- One size does NOT fit all. Learn more about your new hire’s behavior and communication styles using assessment tools and direct interaction. How do they work remotely? How do they communicate? How much socialization do they need? Knowing your team on this level will help you as a leader understand how much and what type of support your new teammate needs to feel motivated.
- What’s culture got to do with it? Share the legendary stories in the company’s history that have shaped that culture and values. Explain the big-picture strategy and help employees understand their roles and how they contribute.
- Hello, IT? Be sure your new hire has their electronics configured and ready to go on Day 1. Book time for them early during Welcome Week with a tech from your IT department to review the internal file system and go over any configuration questions.
- It takes a Village and Continuous Improvement. Ask for feedback from employees on how the onboarding program could be improved and then take action. If employees get the impression their feedback is ignored, they’ll be less willing to take the time to share it in the future. Strive for continuous improvement (aka “Kaizen”) - your team will appreciate that their integration and wellbeing is a priority.
- Don’t Forget the Fun-Factor. Be sure to include opportunities for socialization during work hours. In addition to the many benefits of authentic human connection, trust-based relationships also have significant benefits in the effectiveness and performance of a team at work. You can arrange 30-minute calls, virtual coffees, lunch-and-learns, games, virtual or live happy hours.
- Community. Creating an online forum for employees to share and communicate can help a newcomer build relationships and get to know the team better. This could be on your company intranet platform or a private social media group.
- Frequent Check-Ins. Establish a plan to check in regularly over the first year. 2020 has served up a barrage of challenges and it’s important to ensure your new hire has the resources to cope, is integrating with the team, feeling confident, and is enabled to contribute the amazing talents that impressed the hiring team.
- Bonus Treat: What about “Cross-Boarding?” Research shows that 81% of organizations believe onboarding internal hires is as important as onboarding external hires, but only 27% claim to do an effective job at cross-boarding. If you’ve promoted someone internally, don't forget to provide information and social activities so your employee can be successful in the new role.

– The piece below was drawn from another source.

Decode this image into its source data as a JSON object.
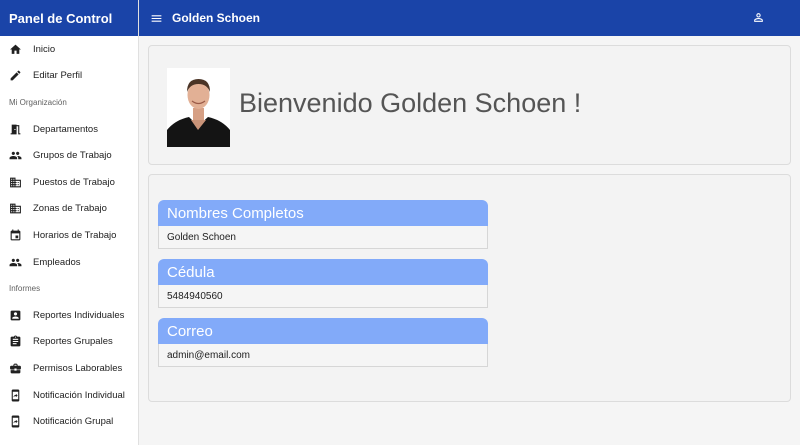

Now that you have a bucket full of treats to choose from, you can retain your new hires. Research shows that a killer onboarding program results in more engaged employees, a stronger company culture, less turnover, and higher-performing teams.
The Italians have an expression “patti chiari, amicizia lunga," which means if expectations and agreements are clear at the outset, then you will have a solid foundation for a lasting friendship or relationship. So remember to welcome your new hires with care, attention and sincerity– just like you’d welcome dear friends to your table. Keep the communication flowing and consider onboarding as a year-long process instead of a one-day boot-camp.
About Ashli Komaryk
Ashli is a certified trainer, coach and speaker. She offers a unique blend with her international career, MBA studies, Italian Wine studies, leadership background, and her training, facilitation, and coaching expertise. She’s also a sessional faculty member, teaching organizational behavior and leadership in the MBA program at University Canada West in Vancouver.
Ashli works with wineries - both tasting room teams and leadership teams – as well as other professional organizations to strengthen relationships through skilled communication and active listening, customer service sales training and leadership coaching to create effective, engaged teams and to increase profitability. Connect with Ashli on LinkedIn and learn more at Komaryk Communications and Beyond the Wine.